• [Problem to solve]:
Copy out every record below exactly as written, but leave out any pictures.

• [Interface dataset entries]:
* * * *
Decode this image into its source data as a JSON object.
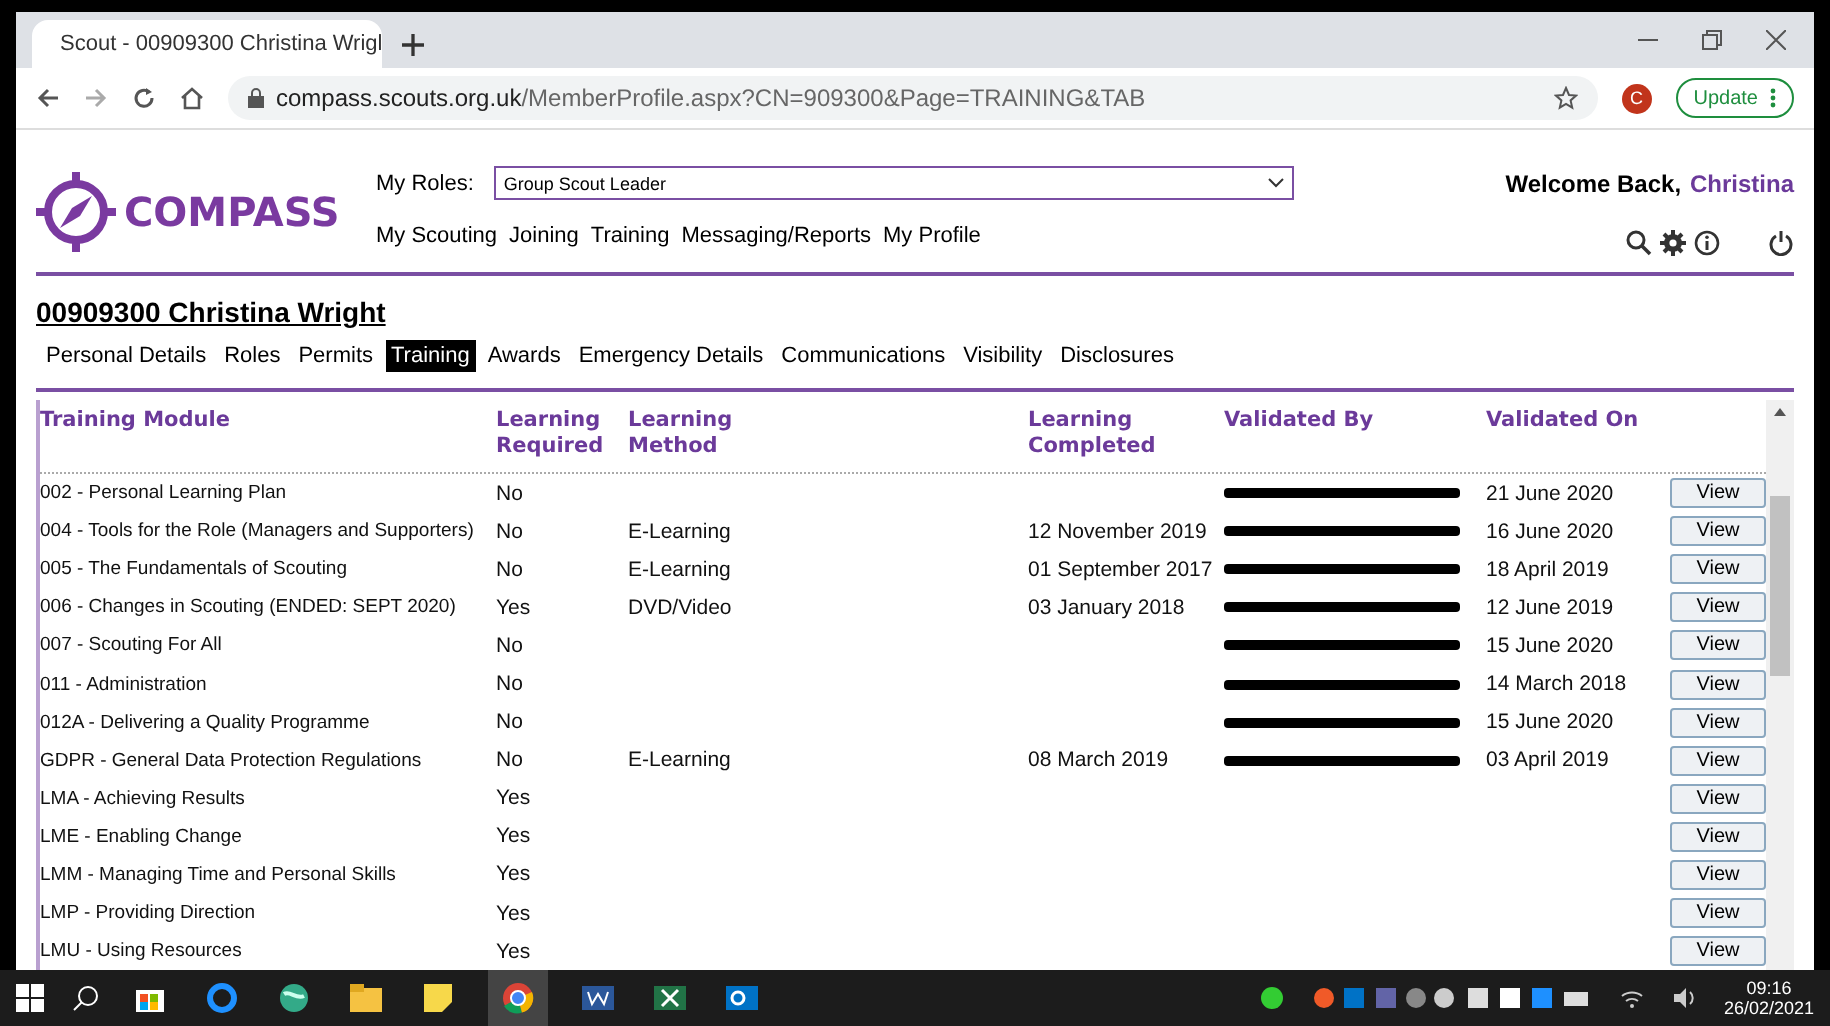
{
  "browser": {
    "tab_title": "Scout - 00909300 Christina Wrigl",
    "url_host": "compass.scouts.org.uk",
    "url_path": "/MemberProfile.aspx?CN=909300&Page=TRAINING&TAB",
    "profile_initial": "C",
    "update_label": "Update"
  },
  "header": {
    "logo": "COMPASS",
    "roles_label": "My Roles:",
    "role_value": "Group Scout Leader",
    "welcome": "Welcome Back,",
    "user": "Christina",
    "nav": [
      "My Scouting",
      "Joining",
      "Training",
      "Messaging/Reports",
      "My Profile"
    ]
  },
  "member_title": "00909300 Christina Wright",
  "tabs": [
    {
      "label": "Personal Details",
      "selected": false
    },
    {
      "label": "Roles",
      "selected": false
    },
    {
      "label": "Permits",
      "selected": false
    },
    {
      "label": "Training",
      "selected": true
    },
    {
      "label": "Awards",
      "selected": false
    },
    {
      "label": "Emergency Details",
      "selected": false
    },
    {
      "label": "Communications",
      "selected": false
    },
    {
      "label": "Visibility",
      "selected": false
    },
    {
      "label": "Disclosures",
      "selected": false
    }
  ],
  "table": {
    "columns": [
      "Training Module",
      "Learning Required",
      "Learning Method",
      "Learning Completed",
      "Validated By",
      "Validated On"
    ],
    "rows": [
      {
        "module": "002 - Personal Learning Plan",
        "required": "No",
        "validated_redacted": true,
        "validated_on": "21 June 2020",
        "action": "View"
      },
      {
        "module": "004 - Tools for the Role (Managers and Supporters)",
        "required": "No",
        "method": "E-Learning",
        "completed": "12 November 2019",
        "validated_redacted": true,
        "validated_on": "16 June 2020",
        "action": "View"
      },
      {
        "module": "005 - The Fundamentals of Scouting",
        "required": "No",
        "method": "E-Learning",
        "completed": "01 September 2017",
        "validated_redacted": true,
        "validated_on": "18 April 2019",
        "action": "View"
      },
      {
        "module": "006 - Changes in Scouting (ENDED: SEPT 2020)",
        "required": "Yes",
        "method": "DVD/Video",
        "completed": "03 January 2018",
        "validated_redacted": true,
        "validated_on": "12 June 2019",
        "action": "View"
      },
      {
        "module": "007 - Scouting For All",
        "required": "No",
        "validated_redacted": true,
        "validated_on": "15 June 2020",
        "action": "View"
      },
      {
        "module": "011 - Administration",
        "required": "No",
        "validated_redacted": true,
        "validated_on": "14 March 2018",
        "action": "View"
      },
      {
        "module": "012A - Delivering a Quality Programme",
        "required": "No",
        "validated_redacted": true,
        "validated_on": "15 June 2020",
        "action": "View"
      },
      {
        "module": "GDPR - General Data Protection Regulations",
        "required": "No",
        "method": "E-Learning",
        "completed": "08 March 2019",
        "validated_redacted": true,
        "validated_on": "03 April 2019",
        "action": "View"
      },
      {
        "module": "LMA - Achieving Results",
        "required": "Yes",
        "action": "View"
      },
      {
        "module": "LME - Enabling Change",
        "required": "Yes",
        "action": "View"
      },
      {
        "module": "LMM - Managing Time and Personal Skills",
        "required": "Yes",
        "action": "View"
      },
      {
        "module": "LMP - Providing Direction",
        "required": "Yes",
        "action": "View"
      },
      {
        "module": "LMU - Using Resources",
        "required": "Yes",
        "action": "View"
      }
    ]
  },
  "taskbar": {
    "time": "09:16",
    "date": "26/02/2021"
  }
}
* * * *
• [Solution to the exercise]:
Decode this image into its source data as a JSON object.
{
  "browser": {
    "tab_title": "Scout - 00909300 Christina Wrigl",
    "url_host": "compass.scouts.org.uk",
    "url_path": "/MemberProfile.aspx?CN=909300&Page=TRAINING&TAB",
    "profile_initial": "C",
    "update_label": "Update"
  },
  "header": {
    "logo": "COMPASS",
    "roles_label": "My Roles:",
    "role_value": "Group Scout Leader",
    "welcome": "Welcome Back,",
    "user": "Christina",
    "nav": [
      "My Scouting",
      "Joining",
      "Training",
      "Messaging/Reports",
      "My Profile"
    ]
  },
  "member_title": "00909300 Christina Wright",
  "tabs": [
    {
      "label": "Personal Details",
      "selected": false
    },
    {
      "label": "Roles",
      "selected": false
    },
    {
      "label": "Permits",
      "selected": false
    },
    {
      "label": "Training",
      "selected": true
    },
    {
      "label": "Awards",
      "selected": false
    },
    {
      "label": "Emergency Details",
      "selected": false
    },
    {
      "label": "Communications",
      "selected": false
    },
    {
      "label": "Visibility",
      "selected": false
    },
    {
      "label": "Disclosures",
      "selected": false
    }
  ],
  "table": {
    "columns": [
      "Training Module",
      "Learning Required",
      "Learning Method",
      "Learning Completed",
      "Validated By",
      "Validated On"
    ],
    "rows": [
      {
        "module": "002 - Personal Learning Plan",
        "required": "No",
        "validated_redacted": true,
        "validated_on": "21 June 2020",
        "action": "View"
      },
      {
        "module": "004 - Tools for the Role (Managers and Supporters)",
        "required": "No",
        "method": "E-Learning",
        "completed": "12 November 2019",
        "validated_redacted": true,
        "validated_on": "16 June 2020",
        "action": "View"
      },
      {
        "module": "005 - The Fundamentals of Scouting",
        "required": "No",
        "method": "E-Learning",
        "completed": "01 September 2017",
        "validated_redacted": true,
        "validated_on": "18 April 2019",
        "action": "View"
      },
      {
        "module": "006 - Changes in Scouting (ENDED: SEPT 2020)",
        "required": "Yes",
        "method": "DVD/Video",
        "completed": "03 January 2018",
        "validated_redacted": true,
        "validated_on": "12 June 2019",
        "action": "View"
      },
      {
        "module": "007 - Scouting For All",
        "required": "No",
        "validated_redacted": true,
        "validated_on": "15 June 2020",
        "action": "View"
      },
      {
        "module": "011 - Administration",
        "required": "No",
        "validated_redacted": true,
        "validated_on": "14 March 2018",
        "action": "View"
      },
      {
        "module": "012A - Delivering a Quality Programme",
        "required": "No",
        "validated_redacted": true,
        "validated_on": "15 June 2020",
        "action": "View"
      },
      {
        "module": "GDPR - General Data Protection Regulations",
        "required": "No",
        "method": "E-Learning",
        "completed": "08 March 2019",
        "validated_redacted": true,
        "validated_on": "03 April 2019",
        "action": "View"
      },
      {
        "module": "LMA - Achieving Results",
        "required": "Yes",
        "action": "View"
      },
      {
        "module": "LME - Enabling Change",
        "required": "Yes",
        "action": "View"
      },
      {
        "module": "LMM - Managing Time and Personal Skills",
        "required": "Yes",
        "action": "View"
      },
      {
        "module": "LMP - Providing Direction",
        "required": "Yes",
        "action": "View"
      },
      {
        "module": "LMU - Using Resources",
        "required": "Yes",
        "action": "View"
      }
    ]
  },
  "taskbar": {
    "time": "09:16",
    "date": "26/02/2021"
  }
}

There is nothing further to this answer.